12 October, 2008 - Lets Stop Over-reacting to Issues

I considered it to be a significant event at the 42nd Annual Dairy Expo in Madison, Wisconsin earlier this month; the return of Canadian cattle to the show ring and the judging arena. The Canadians were happy to be back as well, as they certainly should be, in light of the fact that the highest priced animal in the World Classic 2008 Holstein sale was a Canadian Holstein that brought $97,000.00 and the Supreme Champion of World Dairy Expo over all breeds was a Holstein from Canada. Yes, they did very well.

But, lets think about history here for a moment because this was the first time Canadian cattle were allowed to cross our border and compete at World Dairy Expo since the 2002 Expo. It was May 20th of 2003 that North America discovered its first case of Mad Cow Disease in Alberta, Canada. Later that year, December 23rd, we found our first case in Washington state. The result: borders closed around the world to the movement of livestock, both dairy and beef.
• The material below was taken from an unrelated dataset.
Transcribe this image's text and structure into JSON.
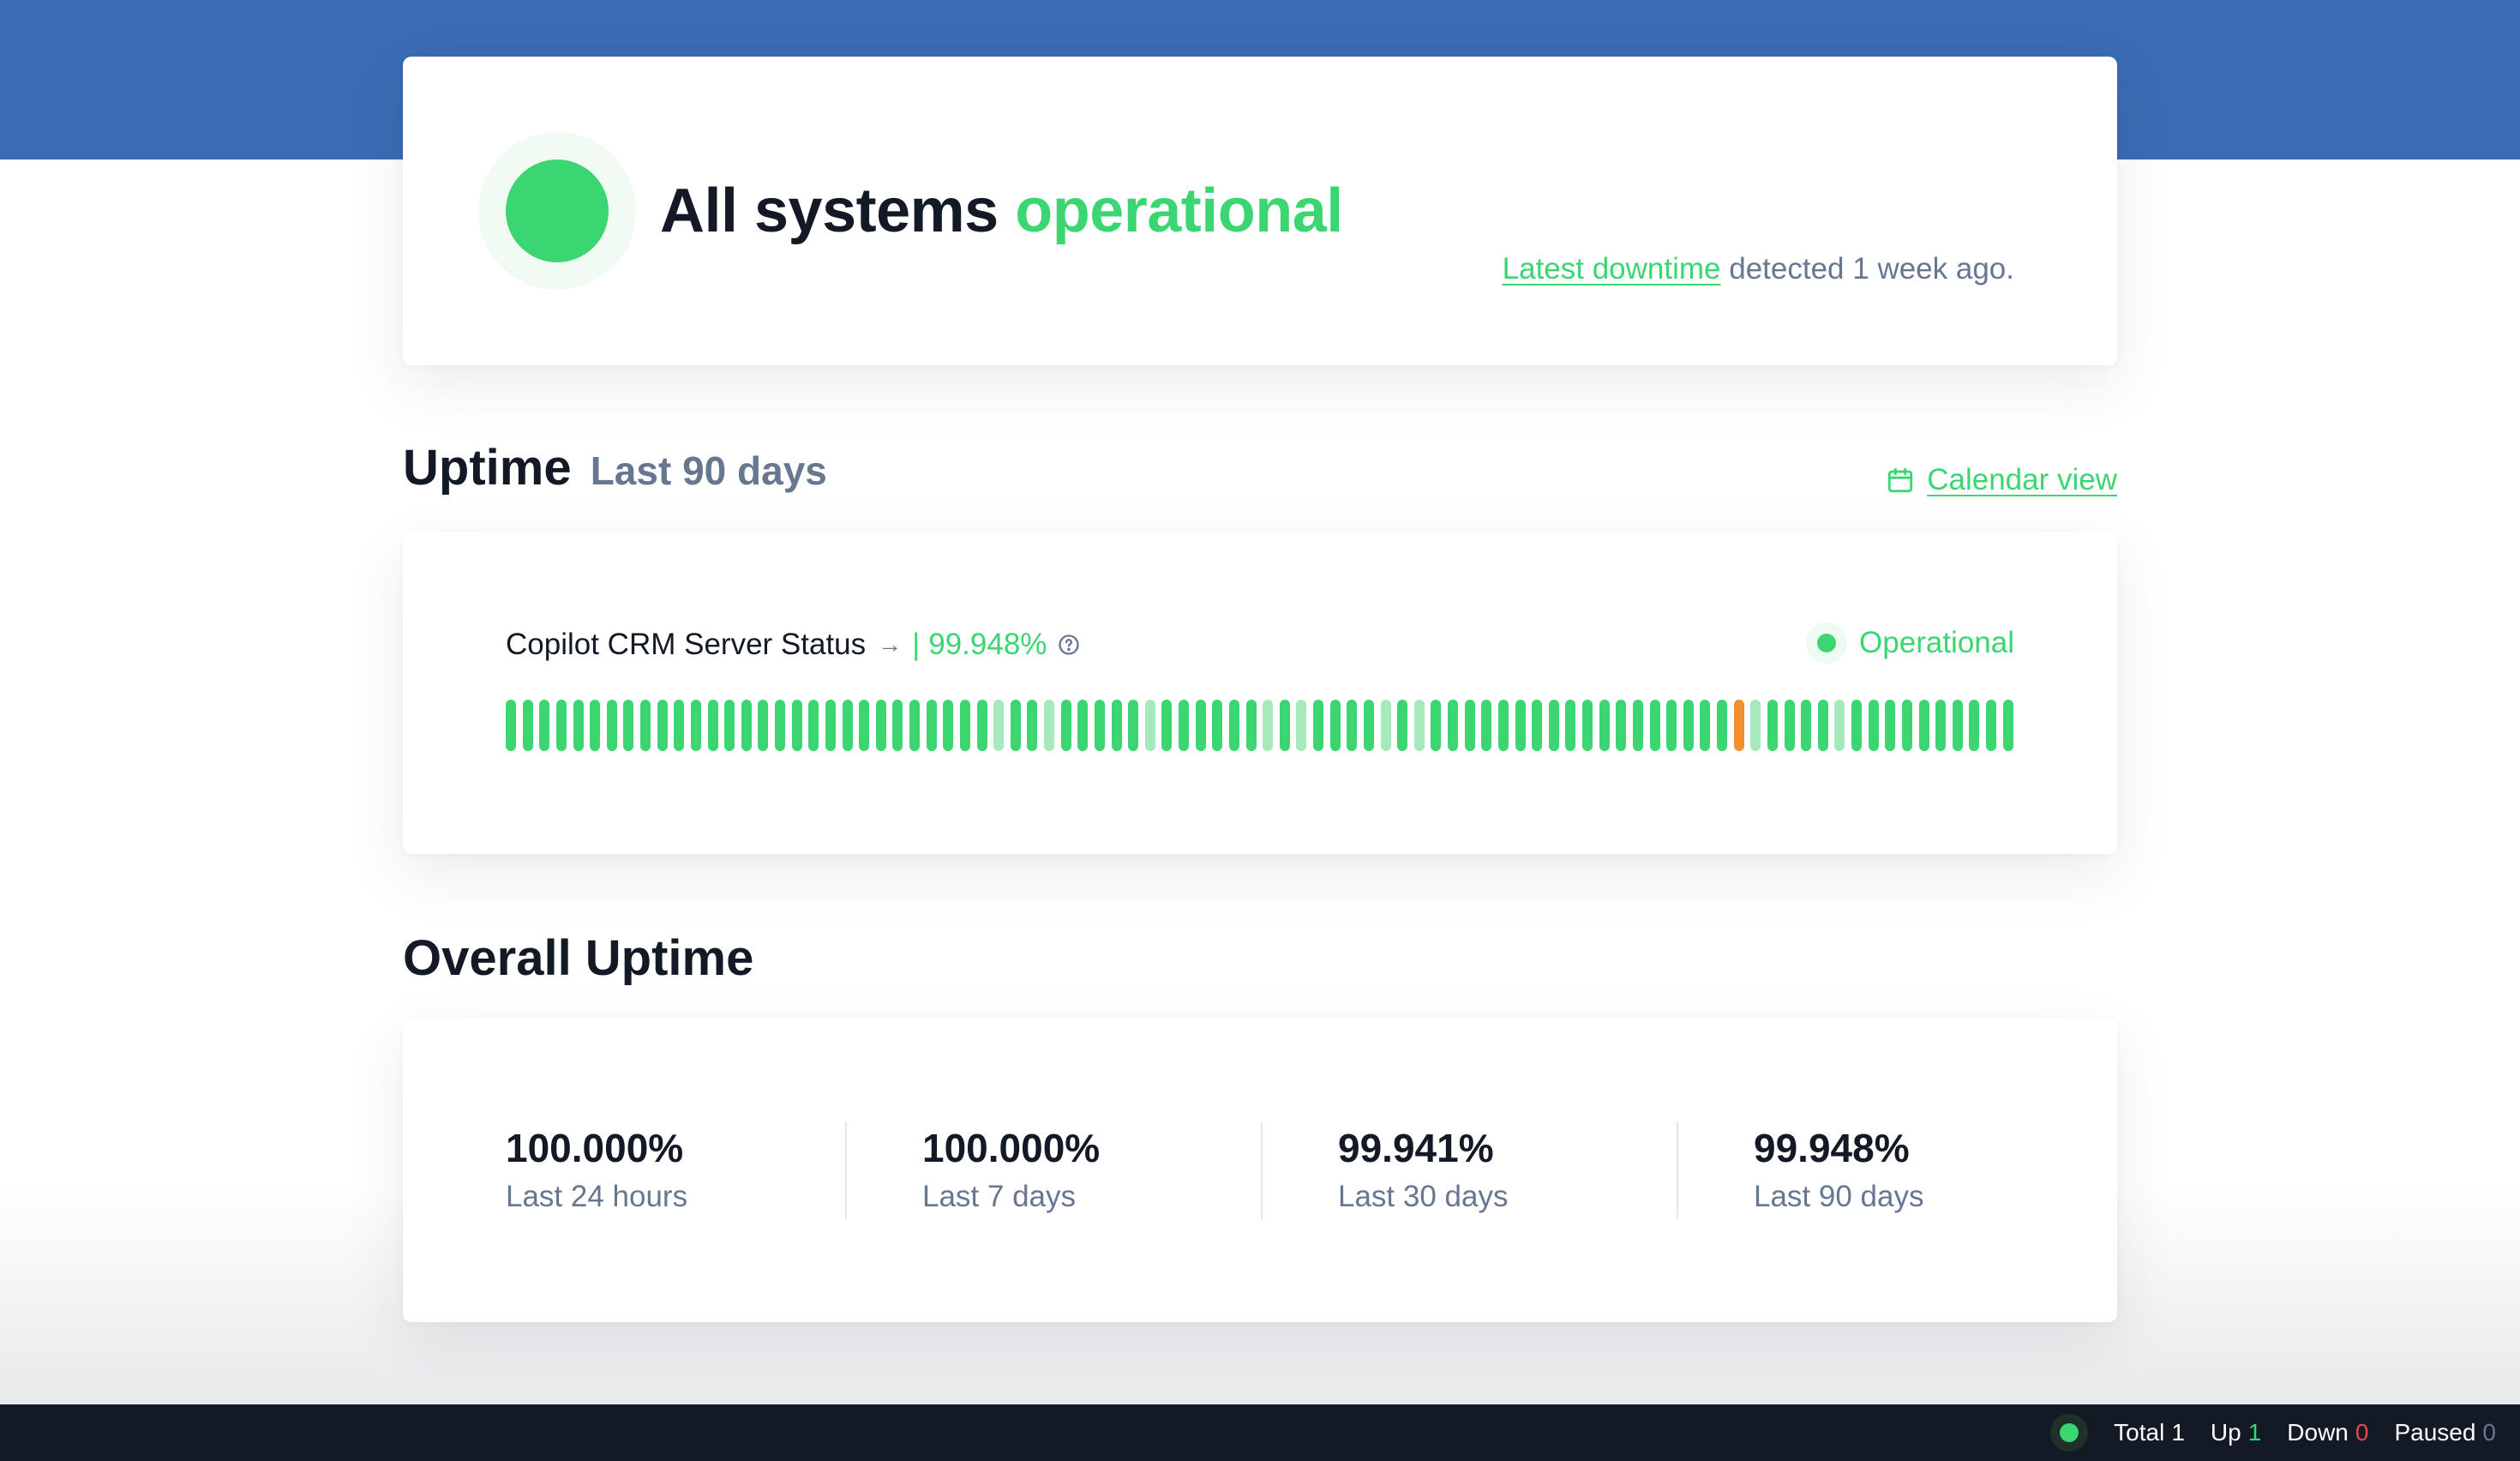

Talking to the Canadian dairymen at the show, they said it had a tremendous negative impact on their business. Mark Comtrois from Quebec, Canada, is a major player in genetics and pedigree sales around the world and he said his business dropped 85% that first year. He had to totally realign his dairy business, relying less on sales of genetics, and buying additional Canadian milk quotas to maintain income and stay in business. He told me many of his fellow dairy producers in Canada did not survive.
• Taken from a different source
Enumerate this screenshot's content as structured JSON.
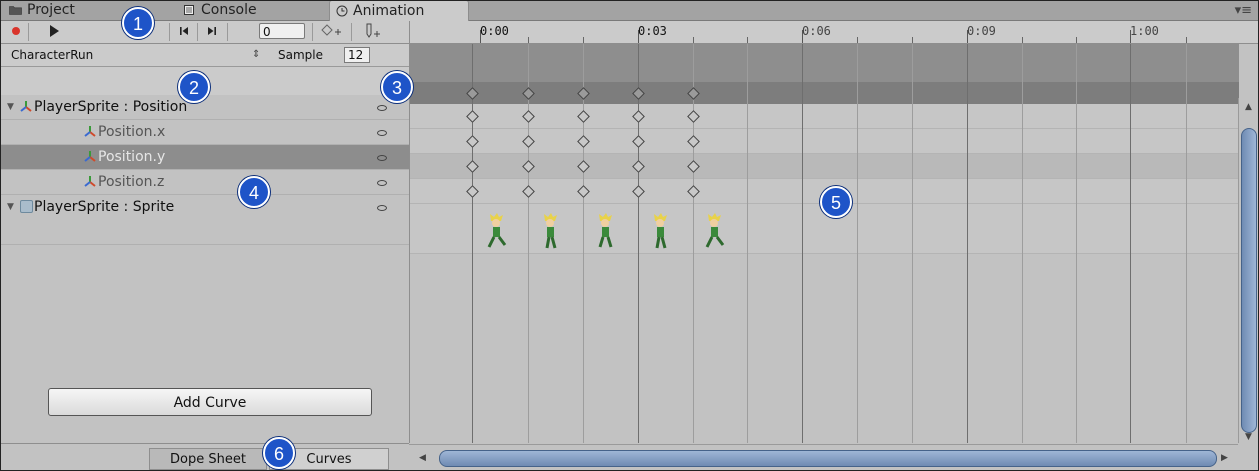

Which brings me to a point that Ive made several times. The Mad Cow Disease story is the biggest non-news story I have covered in all my years of reporting agricultural news. Compare the dire predictions and the end results. Some experts predicted at the time that 50,000 people world-wide could die of the human variant, Creutzfeldt-Jakob Disease which is believed to be related to Mad Cow Disease. At last count, less than 200 people had died of Classic CJD which is not related to MCD. That doesnt look like much of a threat to me. Livestock authorities have taken the necessary steps to control the problem, so why should borders still be closed?
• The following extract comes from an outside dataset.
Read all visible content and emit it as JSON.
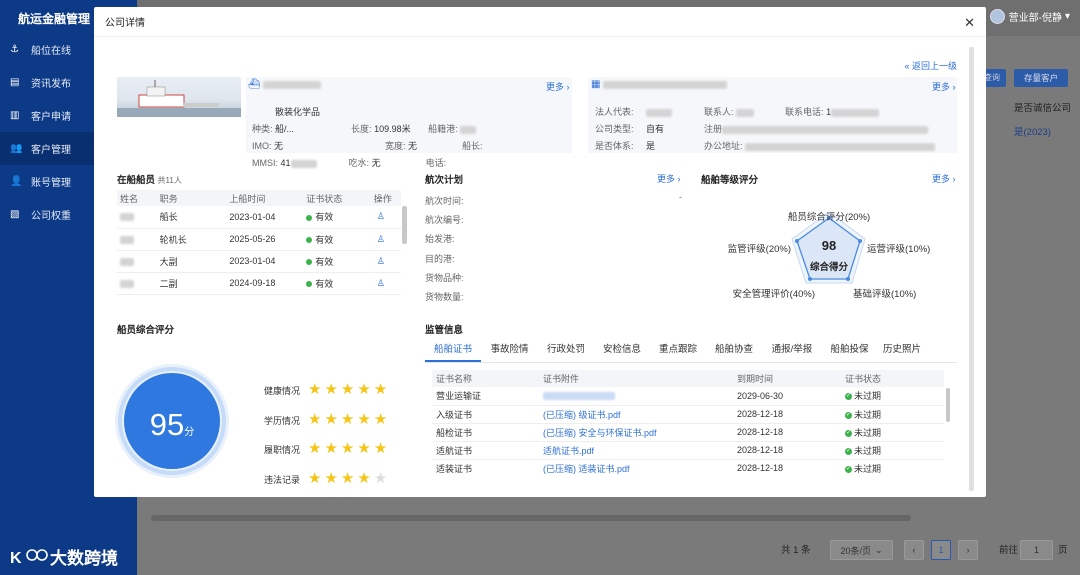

One more point....same subject, different species. What about the bird flu scare? Experts said 2,000,000 people could die, countries including the U.S. have set aside billions of dollars to fight the impending pandemic; the world-wide death toll over the past two years, again less that 200 people.

The stories have received far more attention in media than they deserve and unfortunately, have had a very negative impact on livestock and poultry producers around the world. We need to be better judges of the significance of stories of this type.

My thoughts on Samuelson Sez.